Summary: In this fourth message of twenty on the life of Moses we see the difficulties Moses faced, not just with Pharaoh but with the Jewish people. This was the first of many clashes between Moses and the people he was trying to help.
Moses 4 MOSES IN GOD’S SCHOOL
C. The Salvation
2. The Conflicts in God’s Will Ex. 4:18-31
Moses has reluctantly agreed to God’s will. I do not believe his heart was in it. His “Thy will be done!” could be worded, “All right, God, I can’t win fighting you; have it your way.” We can only imagine his thoughts as he heads toward home to tell his wife and two boys and his father-in-law employer, that he must leave.
I believe he hoped this time that obeying God would not lead him into so many problems like it did the first time. If he did think that, HE WAS DEAD WRONG. Modern day “churchianity” peddles a Santa Claus kind of Jesus who makes us happy and able to breeze through problems like a hot knife through melted butter. But New Testament Christianity does the opposite. It gives us problems too big to handle, so we will learn to trust in God and seek holiness more than happiness. The day Moses said yes to God, a whole new set of problems came into his life. He was enrolling in God’s school. He learns about:
(1) Personal Responsibilities 4:18
(2) Power From God 4:19-23
(3) Perplexities About God 4:21-23
(4) Purity Before God 4:24-26
(5) Partners From God 4:27-31
(6) Problems Surrounding God 5:1-7:7
I. PERSONAL RESPONSIBILITIES THAT ABIDE (4:18)
The first thing Moses did was go to Jethro, the man who gave him a wife and a job and ask permission to go to Egypt and see if any of his family was alive. Two things stand out - silence and submission. First, silence. He said nothing of the voice and the burning bush. Why?
Some things should be too holy for us to share. Some things need to be reflected upon to make sure what we heard or felt was from God. First John tells us to “test the spirits to see whether they are from God” (1 Jn. 4:1).
Many a young man has embarrassed himself by announcing his call to preach, being accepted by the church and then learning he had no call at all. Many a person has made a stupid mistake calling it the will of God. Second, we see . . .
Moses didn’t pull rank. He humbly asks Jethro’s permission. The Bible calls him the “meekest” (KJV) man on earth (Nu. 12:3). Meekness is not weakness. It is strength under God’s control. Moses didn’t storm up to Jethro and say, “God has told me to go to Egypt and I have to go!” This man had been good to him. This man depended on him.

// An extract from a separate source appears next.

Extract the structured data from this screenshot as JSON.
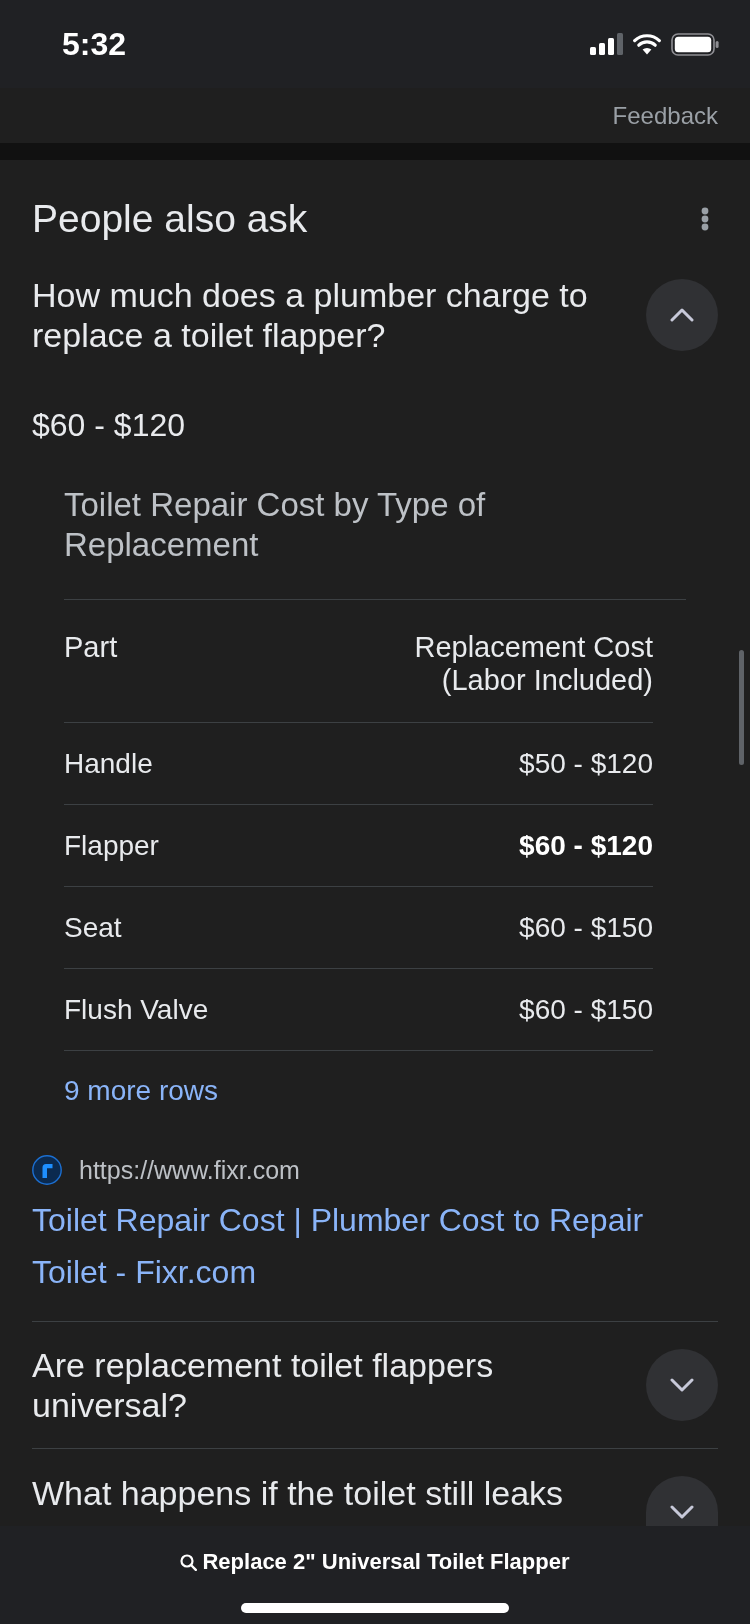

This man would need to find someone to work in his place. Moses was submissive to him.
Application: Having seen the fire of God’s glory and having heard the voice of God, Moses still had personal responsibilities. First Timothy, written to a preacher, says, “If anyone does not provide for his relatives and especially for his immediate family, he has denied the faith and is worse than an unbeliever” (1 Tim. 5:8).
I need to preach the gospel and take time for my wife and children. I need to visit the sick and rake my leaves before they blow in my neighbor’s yard. We have personal responsibilities. The high call of God does not lift anyone so high that he or she doesn’t have to be a good citizen, a good neighbor and a good family man.